Like other Beyonce collaborators, Charles only offers general details of her meeting with the “Lemonade” singer — namely, that they met (fans may know that Beyonce included a mention of non-disclosure agreements in her lyrics on the DJ Khaled song “Top Off”).
“She’s literally the inspiration for everything,” Charles says. “How you move as a woman, the music she puts out, the performance, everything. And it’s like, what do you create for the woman who’s done everything, literally?”
On the authoritative, celebratory “Heard About Us,” Charles’s contribution includes Beyonce lithely singing the onomatopoeic “skrt skrt.” For some heavier material on “LoveHappy,” Charles drew from Beyonce and Jay-Z’s most recent solo albums, “Lemonade” and “4:44,” where the singer reveals her husband cheated on her and the rapper delivers a confessional response.
In October, Charles celebrated her 21st birthday in Las Vegas. Her goal: blot out the memory of being turned away from DJ Mustard’s residency there because she was too young. Next year she’ll welcome the release of songs in the pop realm. Charles would love to write for Drake, Rihanna and The Weeknd.
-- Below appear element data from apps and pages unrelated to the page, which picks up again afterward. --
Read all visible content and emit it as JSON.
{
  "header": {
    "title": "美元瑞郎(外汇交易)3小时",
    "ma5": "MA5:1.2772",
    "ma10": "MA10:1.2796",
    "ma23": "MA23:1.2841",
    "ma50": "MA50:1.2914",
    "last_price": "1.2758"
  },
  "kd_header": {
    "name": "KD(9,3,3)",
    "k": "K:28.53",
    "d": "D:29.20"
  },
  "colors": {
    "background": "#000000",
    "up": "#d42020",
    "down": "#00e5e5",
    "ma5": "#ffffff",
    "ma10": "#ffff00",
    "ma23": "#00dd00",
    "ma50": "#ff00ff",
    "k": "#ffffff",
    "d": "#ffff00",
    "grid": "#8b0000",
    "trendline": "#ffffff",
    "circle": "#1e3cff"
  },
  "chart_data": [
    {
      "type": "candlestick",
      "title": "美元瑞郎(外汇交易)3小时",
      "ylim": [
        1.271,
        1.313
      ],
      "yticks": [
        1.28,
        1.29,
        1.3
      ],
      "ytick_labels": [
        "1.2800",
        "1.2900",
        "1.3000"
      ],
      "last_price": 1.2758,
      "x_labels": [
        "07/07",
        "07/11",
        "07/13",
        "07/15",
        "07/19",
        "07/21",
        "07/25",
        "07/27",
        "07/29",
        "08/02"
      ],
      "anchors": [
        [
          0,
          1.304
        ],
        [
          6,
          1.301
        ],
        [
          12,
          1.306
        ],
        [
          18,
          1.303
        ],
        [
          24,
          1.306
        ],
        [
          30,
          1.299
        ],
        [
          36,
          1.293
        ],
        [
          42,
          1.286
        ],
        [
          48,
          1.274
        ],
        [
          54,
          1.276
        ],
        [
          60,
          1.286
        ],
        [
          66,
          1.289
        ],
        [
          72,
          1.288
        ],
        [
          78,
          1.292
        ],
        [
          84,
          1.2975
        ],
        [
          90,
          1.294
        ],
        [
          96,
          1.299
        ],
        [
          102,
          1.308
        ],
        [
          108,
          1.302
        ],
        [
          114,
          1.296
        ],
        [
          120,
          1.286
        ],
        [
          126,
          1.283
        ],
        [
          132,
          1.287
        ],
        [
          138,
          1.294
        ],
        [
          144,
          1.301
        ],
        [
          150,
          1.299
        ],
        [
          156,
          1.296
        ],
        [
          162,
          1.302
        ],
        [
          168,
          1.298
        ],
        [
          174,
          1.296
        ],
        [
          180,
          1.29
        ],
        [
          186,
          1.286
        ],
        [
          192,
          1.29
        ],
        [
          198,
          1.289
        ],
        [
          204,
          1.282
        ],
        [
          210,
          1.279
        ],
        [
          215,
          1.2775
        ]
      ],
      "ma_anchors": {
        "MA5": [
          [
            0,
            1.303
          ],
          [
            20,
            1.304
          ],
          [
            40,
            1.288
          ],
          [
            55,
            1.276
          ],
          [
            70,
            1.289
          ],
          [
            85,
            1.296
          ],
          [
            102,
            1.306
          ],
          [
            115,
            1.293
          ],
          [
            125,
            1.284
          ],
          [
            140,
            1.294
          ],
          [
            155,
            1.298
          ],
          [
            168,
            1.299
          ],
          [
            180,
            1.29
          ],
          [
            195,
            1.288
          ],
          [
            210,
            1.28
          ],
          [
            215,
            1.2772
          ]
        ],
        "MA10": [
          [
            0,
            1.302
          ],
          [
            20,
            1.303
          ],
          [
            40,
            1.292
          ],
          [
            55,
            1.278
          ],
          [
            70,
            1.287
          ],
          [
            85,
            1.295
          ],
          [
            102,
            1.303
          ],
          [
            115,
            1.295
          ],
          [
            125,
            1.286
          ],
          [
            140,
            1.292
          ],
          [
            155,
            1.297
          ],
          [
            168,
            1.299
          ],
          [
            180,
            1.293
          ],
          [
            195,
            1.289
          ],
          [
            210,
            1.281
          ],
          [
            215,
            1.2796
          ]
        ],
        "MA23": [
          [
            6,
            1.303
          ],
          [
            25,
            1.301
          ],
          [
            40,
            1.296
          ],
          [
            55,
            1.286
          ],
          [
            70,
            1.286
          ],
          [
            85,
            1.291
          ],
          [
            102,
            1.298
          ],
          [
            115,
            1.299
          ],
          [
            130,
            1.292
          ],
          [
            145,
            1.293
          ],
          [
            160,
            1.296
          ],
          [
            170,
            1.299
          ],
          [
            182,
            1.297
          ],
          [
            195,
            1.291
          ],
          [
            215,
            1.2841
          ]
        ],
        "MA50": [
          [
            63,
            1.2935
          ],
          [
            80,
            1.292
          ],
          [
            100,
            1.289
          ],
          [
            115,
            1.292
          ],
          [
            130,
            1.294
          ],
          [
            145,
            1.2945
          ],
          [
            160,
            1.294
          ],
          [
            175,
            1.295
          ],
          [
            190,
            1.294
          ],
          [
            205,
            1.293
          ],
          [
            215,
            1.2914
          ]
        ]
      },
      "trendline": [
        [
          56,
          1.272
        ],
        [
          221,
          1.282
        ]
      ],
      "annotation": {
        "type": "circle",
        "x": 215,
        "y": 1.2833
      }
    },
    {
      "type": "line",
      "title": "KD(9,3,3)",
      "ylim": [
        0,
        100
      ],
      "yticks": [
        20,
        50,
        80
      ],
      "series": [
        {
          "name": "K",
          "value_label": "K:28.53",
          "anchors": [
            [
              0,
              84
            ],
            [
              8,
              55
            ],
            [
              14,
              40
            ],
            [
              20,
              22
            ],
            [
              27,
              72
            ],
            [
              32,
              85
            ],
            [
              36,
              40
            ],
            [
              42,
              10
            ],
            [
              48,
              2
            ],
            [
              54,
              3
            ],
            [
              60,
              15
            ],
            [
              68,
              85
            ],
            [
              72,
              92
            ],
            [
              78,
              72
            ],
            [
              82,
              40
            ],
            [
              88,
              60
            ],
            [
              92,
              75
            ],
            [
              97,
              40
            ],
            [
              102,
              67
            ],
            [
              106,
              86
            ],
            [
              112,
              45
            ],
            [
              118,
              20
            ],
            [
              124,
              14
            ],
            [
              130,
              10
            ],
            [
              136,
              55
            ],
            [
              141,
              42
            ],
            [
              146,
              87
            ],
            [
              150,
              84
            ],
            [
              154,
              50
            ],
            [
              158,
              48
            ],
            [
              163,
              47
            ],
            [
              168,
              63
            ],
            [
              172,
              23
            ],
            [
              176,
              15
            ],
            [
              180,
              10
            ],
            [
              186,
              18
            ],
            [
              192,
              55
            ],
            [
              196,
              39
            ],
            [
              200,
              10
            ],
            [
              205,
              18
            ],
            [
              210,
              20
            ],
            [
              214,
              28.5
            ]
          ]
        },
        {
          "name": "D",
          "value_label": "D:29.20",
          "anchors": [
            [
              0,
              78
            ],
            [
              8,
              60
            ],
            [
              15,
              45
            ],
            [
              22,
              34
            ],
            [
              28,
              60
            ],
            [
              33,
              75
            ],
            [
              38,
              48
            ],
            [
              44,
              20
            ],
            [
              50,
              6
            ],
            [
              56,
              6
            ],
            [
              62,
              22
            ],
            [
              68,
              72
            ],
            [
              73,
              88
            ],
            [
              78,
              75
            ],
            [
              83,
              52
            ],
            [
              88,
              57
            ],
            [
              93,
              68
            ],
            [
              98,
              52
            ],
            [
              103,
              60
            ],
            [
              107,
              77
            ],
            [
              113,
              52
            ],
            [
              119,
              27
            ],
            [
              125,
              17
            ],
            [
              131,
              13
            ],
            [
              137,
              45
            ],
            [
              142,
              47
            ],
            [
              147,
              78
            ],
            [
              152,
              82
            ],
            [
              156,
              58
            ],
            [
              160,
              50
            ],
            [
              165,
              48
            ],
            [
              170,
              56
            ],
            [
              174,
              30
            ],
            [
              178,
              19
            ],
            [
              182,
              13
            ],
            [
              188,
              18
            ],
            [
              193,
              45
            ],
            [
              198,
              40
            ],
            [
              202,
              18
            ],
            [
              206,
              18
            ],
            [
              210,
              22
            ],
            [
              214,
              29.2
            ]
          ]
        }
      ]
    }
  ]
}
For now, she’s counting her blessings.
“I think being from Jersey, being from Union, period, my family, they’ve always been a grounded type of family and they’ve always just instilled those values in me: always remember where you came from, be humble, don’t take anything for granted,” she says.
Charles recently marked the release of the song “Secrets,” which she wrote for rising R&B star Tone Stith, who hails from South Jersey. She also put out a call on Twitter for Jersey artists, and intends to meet up with some before she heads back to the West Coast.
“People don’t realize a lot of the talent is actually here (and not just New York and Philadelphia, she says), so I wanna make sure the world sees that and discovers that.”
Moving into 2019, It’s going to be hard for Charles to top this year, but her Beyonce encounter alone greatly expanded her notion of what is possible.
“It’s one of those things where it’s like, you might put it in your dreams or something, like your wishlist, but you never think it’s gonna happen, so it was just unbelievable to me,” she says. “It still is to this day, where it’s like, all of this happened within my first year in the industry. That that happened at all is crazy.”